The New York Times covered an independent survey of 1,000 Americans that reveals that 66% of people do not want online ads that are personally targeted for them. The percentage went even higher when they explained to people the methods used to do this targeting such as tracking their behavior on the web and even in offline stores. As Congress and the FTC looks harder at privacy matters in online advertising, should online marketers be scared of studies like this?
The quick answer is that yes, they should. Anytime there is major publicity for a study such as this it’s going to add fuel to the fire of privacy advocates and people in the government who are weary of online advertising. The reality of the matter is that this study is somewhat deceptive and that there will most likely be a happy medium in the future between people’s privacy (or lack thereof) and the marketers trying to reach them.
I think this study or at least the way it’s being covered by the media is deceptive because of the question “Do you want ads tailored to your interests?”. Very few people actually PREFER ads to having no ads at all right? If you changed this question to “Do you want ads on the websites you visit?” you’d probably get a similar 66% result or worse. If you changed this question to “Would you rather get an ad to punch a monkey, or an ad with a discount for that coat you were shopping for earlier this week” I’m pretty sure the answer would be that they’d prefer the tailored ad over the generic ad.
The study also pointed out that the 66% gets even worse when people are told how those tailored ads can happen due to their behavior being tracked on the web and in offline stores. For people who are not very familiar or comfortable with how advertising on the web works and what happens with the data that is collected, this tracking sounds very scary. Their natural assumption is to believe there is some easily readable record that has their name and contact information along with all the exact things they did on the web. The reality is that the above board companies are keeping this data non-personally identifiable and that no human actually ever really looks at the data. Like most people I’m interested in privacy, but after years in the industry and knowing how this information is used I’d much rather have ads that are tailored to me based on my browsing behavior than generic ads that have no value.
There are far more dangerous things that can be done with data from the web by far more dangerous people than advertising companies. People should be much more concerned about that than behavioral targeting.

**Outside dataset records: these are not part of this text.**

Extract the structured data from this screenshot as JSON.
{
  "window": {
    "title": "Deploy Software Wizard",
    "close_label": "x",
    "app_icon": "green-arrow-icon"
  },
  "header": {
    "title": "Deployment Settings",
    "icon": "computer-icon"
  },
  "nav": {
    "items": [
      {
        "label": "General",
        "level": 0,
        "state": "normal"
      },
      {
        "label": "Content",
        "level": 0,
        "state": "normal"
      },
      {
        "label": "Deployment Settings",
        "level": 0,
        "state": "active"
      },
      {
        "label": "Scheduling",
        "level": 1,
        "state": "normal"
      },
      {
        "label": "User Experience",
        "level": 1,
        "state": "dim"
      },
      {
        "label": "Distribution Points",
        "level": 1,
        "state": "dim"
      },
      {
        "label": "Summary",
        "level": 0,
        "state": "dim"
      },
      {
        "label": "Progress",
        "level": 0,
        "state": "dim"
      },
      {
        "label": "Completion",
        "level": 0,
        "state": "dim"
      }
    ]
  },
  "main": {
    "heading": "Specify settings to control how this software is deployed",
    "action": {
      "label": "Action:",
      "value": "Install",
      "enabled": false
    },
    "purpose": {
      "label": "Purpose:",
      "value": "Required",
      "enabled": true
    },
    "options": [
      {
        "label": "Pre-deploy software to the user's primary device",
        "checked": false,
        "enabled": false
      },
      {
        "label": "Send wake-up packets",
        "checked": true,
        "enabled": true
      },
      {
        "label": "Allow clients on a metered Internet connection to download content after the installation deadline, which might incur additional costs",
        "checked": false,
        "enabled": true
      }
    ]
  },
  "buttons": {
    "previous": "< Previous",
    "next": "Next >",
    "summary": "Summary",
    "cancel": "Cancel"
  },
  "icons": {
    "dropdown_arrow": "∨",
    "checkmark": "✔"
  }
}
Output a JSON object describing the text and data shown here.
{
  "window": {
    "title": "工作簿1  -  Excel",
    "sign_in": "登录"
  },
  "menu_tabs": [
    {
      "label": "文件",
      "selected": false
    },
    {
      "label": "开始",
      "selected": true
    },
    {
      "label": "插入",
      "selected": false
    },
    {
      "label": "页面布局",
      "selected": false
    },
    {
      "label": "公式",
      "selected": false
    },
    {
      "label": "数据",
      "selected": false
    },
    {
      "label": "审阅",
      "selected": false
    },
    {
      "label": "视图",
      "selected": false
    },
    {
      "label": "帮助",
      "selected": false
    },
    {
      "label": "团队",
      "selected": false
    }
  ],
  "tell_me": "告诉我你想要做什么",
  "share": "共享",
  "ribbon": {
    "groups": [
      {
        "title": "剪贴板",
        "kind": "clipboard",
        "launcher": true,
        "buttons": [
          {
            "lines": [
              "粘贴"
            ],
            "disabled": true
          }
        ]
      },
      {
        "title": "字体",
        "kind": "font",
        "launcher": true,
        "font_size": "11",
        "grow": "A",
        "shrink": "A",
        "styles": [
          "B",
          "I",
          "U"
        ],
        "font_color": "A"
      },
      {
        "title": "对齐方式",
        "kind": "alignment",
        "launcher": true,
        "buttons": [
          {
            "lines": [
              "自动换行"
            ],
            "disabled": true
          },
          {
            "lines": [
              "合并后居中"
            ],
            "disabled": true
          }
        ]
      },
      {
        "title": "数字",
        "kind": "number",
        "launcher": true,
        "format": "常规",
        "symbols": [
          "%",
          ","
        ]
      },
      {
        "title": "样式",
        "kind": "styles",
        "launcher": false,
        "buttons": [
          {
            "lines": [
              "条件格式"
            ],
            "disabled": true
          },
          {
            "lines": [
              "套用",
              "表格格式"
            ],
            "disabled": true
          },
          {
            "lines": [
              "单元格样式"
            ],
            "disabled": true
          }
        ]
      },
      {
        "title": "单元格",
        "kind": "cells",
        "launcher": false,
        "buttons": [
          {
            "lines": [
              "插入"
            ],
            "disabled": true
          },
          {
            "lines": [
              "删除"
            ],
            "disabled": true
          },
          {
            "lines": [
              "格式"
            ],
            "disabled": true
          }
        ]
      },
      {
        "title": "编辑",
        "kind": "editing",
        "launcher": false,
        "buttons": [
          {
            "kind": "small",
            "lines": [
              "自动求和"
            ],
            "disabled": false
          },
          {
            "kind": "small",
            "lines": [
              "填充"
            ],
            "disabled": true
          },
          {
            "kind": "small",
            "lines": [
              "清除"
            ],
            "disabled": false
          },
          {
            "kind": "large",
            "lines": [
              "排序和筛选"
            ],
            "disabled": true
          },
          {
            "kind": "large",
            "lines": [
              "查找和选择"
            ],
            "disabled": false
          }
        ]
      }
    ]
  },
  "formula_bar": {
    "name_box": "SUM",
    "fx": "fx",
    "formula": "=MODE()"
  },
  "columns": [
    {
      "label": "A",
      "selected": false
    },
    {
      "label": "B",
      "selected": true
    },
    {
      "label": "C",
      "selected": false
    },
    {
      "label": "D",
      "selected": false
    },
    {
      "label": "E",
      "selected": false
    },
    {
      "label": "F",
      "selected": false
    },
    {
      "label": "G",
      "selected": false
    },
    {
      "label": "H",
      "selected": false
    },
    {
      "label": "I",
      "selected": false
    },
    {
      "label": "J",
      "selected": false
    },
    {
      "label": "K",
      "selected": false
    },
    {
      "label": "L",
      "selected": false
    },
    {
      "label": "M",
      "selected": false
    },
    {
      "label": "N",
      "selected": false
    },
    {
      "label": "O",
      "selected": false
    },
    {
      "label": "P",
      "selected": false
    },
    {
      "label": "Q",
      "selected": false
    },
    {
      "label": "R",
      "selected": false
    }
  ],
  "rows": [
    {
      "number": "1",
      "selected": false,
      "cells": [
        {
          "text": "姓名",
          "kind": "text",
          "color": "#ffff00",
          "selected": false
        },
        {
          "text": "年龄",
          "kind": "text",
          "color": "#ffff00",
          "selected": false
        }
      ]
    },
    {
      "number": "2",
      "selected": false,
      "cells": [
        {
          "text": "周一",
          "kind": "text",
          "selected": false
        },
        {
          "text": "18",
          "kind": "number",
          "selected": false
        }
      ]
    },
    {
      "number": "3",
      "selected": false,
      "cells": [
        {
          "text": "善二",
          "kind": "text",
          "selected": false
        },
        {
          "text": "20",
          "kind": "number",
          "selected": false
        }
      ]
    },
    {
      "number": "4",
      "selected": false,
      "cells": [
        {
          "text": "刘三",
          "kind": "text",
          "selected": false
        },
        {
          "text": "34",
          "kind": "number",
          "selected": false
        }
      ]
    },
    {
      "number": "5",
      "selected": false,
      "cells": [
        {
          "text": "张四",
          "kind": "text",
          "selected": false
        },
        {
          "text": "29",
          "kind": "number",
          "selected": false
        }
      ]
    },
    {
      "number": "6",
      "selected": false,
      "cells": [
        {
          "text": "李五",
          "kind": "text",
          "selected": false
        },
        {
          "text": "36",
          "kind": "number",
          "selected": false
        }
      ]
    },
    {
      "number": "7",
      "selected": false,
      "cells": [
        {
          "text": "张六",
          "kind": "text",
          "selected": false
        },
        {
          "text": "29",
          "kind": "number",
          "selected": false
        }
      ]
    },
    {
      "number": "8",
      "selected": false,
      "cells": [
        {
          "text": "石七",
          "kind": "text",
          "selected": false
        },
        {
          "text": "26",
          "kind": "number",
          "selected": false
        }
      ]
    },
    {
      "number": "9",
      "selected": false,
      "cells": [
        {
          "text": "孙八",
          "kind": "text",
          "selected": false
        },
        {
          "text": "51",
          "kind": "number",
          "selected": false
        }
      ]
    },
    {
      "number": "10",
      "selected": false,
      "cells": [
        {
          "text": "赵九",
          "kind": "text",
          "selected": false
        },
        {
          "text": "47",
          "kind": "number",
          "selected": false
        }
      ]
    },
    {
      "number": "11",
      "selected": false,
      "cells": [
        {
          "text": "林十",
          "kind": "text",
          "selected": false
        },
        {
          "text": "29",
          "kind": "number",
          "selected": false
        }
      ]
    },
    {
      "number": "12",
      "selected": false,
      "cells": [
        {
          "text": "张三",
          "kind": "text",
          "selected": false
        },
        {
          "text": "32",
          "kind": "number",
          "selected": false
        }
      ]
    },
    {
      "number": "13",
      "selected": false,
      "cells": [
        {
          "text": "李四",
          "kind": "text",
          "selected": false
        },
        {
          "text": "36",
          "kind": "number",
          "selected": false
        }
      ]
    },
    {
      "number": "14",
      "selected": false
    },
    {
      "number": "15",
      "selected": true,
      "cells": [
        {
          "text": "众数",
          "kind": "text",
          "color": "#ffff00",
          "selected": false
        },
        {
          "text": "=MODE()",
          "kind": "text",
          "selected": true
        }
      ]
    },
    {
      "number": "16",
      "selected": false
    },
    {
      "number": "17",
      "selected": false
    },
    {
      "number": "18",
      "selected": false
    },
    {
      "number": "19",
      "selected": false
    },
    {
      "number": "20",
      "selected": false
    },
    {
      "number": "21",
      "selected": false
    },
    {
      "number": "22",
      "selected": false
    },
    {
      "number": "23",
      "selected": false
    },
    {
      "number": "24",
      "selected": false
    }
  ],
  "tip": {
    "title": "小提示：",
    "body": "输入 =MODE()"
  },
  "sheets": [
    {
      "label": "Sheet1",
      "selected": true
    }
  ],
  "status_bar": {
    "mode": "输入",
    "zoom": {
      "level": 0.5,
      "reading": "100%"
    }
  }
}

The bottom line is though that there isn’t enough consumer control over what data is exposed, to who, and why. This is where I think the happy medium will come in the future. People will become more comfortable when they understand it and are given more control over their data. Education is the key, and online marketers and advertising companies need to lead this educational effort.